I arrived in Denmark on August 2nd, 2005. Seventeen days earlier, Harry Potter and the Half-Blood Prince was released.
Now, normally, 17 days would have been more than enough time for me to finish the 652 pages.
Sleeping, being, of course, nothing but a silly distraction when there is fresh Harry Potter on the table.
If you remember, though, book five was a slow-moving 870 page behemoth of a book, and, as July approached that summer, I realized that I hadn't completely absorbed it the first time around.
And so, just to be safe, I decided to re-read book five before beginning book six.
This was a late decision, though, so I hadn't actually finished my book five re-read by the time book six was released.
(It's a sign of my reverence for these novels, I think, that my impulse is to spell them "Book Five" and "Book Six".)
(Screw it. That is how I'm going to spell them.)
So that's how I found myself living in Denmark, half way through Book Five of the Harry Potter series, with Book Six safely tucked away into the on-deck circle of my suitcase.
With 1000 pages of Harry Potter to get through, my first days in Denmark had a clear structure:
During every moment that was not explicitly scheduled, there was only one place for me to be.
On the couch, on my stomach, my whole head pressed into the world of Harry, Hermione, and Ron.
I don't think this was a defense mechanism, I don't think it was a self-preserving reaction to a new and completely unknown environment.
I really think it was just about the books.
It would be absurd, though, to claim complete understanding of my 16 year old sub-conscious.
Either way, my conscious experience of those first weeks was not one of escapism.
I wasn't hiding from anything ...
There was Harry Potter to read, people!
To me, my actions were sensible and logical and not even a tiny bit weird or obsessive.
Which is why, eleven months later, I was so shocked and amused to find out that my host parents had been terribly worried about me during that time.
A kid that sticks her head in a book at every available moment, they thought, is surely a kid suffering under crippling homesickness.
We laughed about it and assured them: I wasn't miserable ...
I was just obsessed with Harry Potter.
There in the airport, we reminisced and laughed and clarified, speaking together in Danish.
And I could not believe that this July 2006 Danish language was the same as that August 2005 Danish.
Somehow, that mumbled unintelligible soundtrack, the noises swirling around my head as I read Harry Potter, somehow they had organized themselves.
Somehow, I managed to identify and label those sounds, line them up next to their English cousins, and learn how to insert them into new grammar structures, new Danish ones.
Somehow, eleven months later, there I sat.
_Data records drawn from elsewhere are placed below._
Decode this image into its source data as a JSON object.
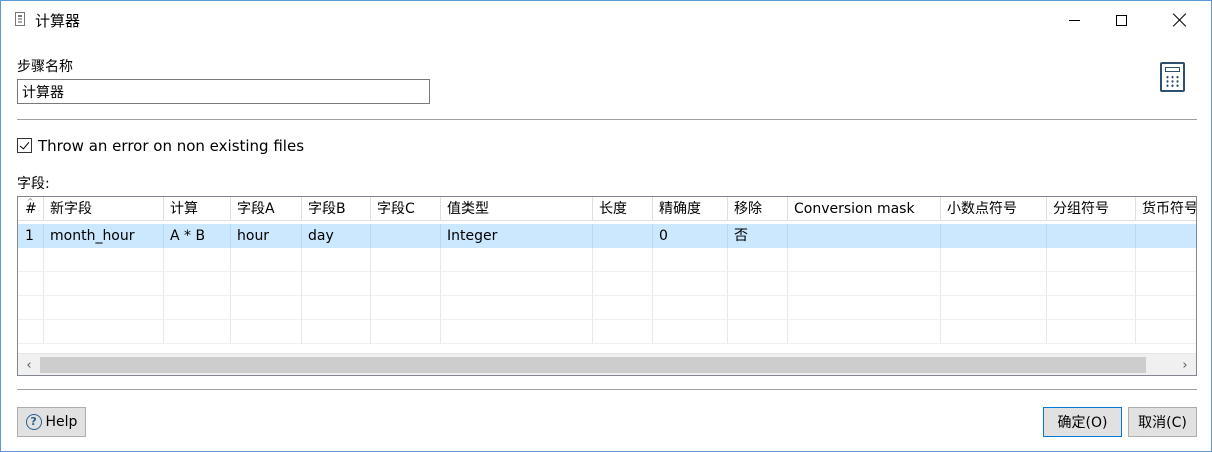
{
  "window": {
    "title": "计算器",
    "icon": "document-icon",
    "controls": {
      "minimize": "minimize-icon",
      "maximize": "maximize-icon",
      "close": "close-icon"
    }
  },
  "step": {
    "label": "步骤名称",
    "value": "计算器",
    "icon": "calculator-icon"
  },
  "options": {
    "throw_error_label": "Throw an error on non existing files",
    "throw_error_checked": true
  },
  "fields": {
    "label": "字段:",
    "columns": [
      "#",
      "新字段",
      "计算",
      "字段A",
      "字段B",
      "字段C",
      "值类型",
      "长度",
      "精确度",
      "移除",
      "Conversion mask",
      "小数点符号",
      "分组符号",
      "货币符号"
    ],
    "rows": [
      [
        "1",
        "month_hour",
        "A * B",
        "hour",
        "day",
        "",
        "Integer",
        "",
        "0",
        "否",
        "",
        "",
        "",
        ""
      ]
    ],
    "scroll_left": "‹",
    "scroll_right": "›"
  },
  "buttons": {
    "help": "Help",
    "ok": "确定(O)",
    "cancel": "取消(C)"
  },
  "colors": {
    "selected_row": "#cce8ff",
    "window_border": "#5a9bd5",
    "button_face": "#e1e1e1",
    "default_button_border": "#0078d7"
  }
}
Teasing and laughing and reminiscing, using all those labeled and organized sounds to express my real, full, human ideas.
I never really truly learned the language, though.
I won't be truly fluent ...
until I can read Harry Potter in Danish.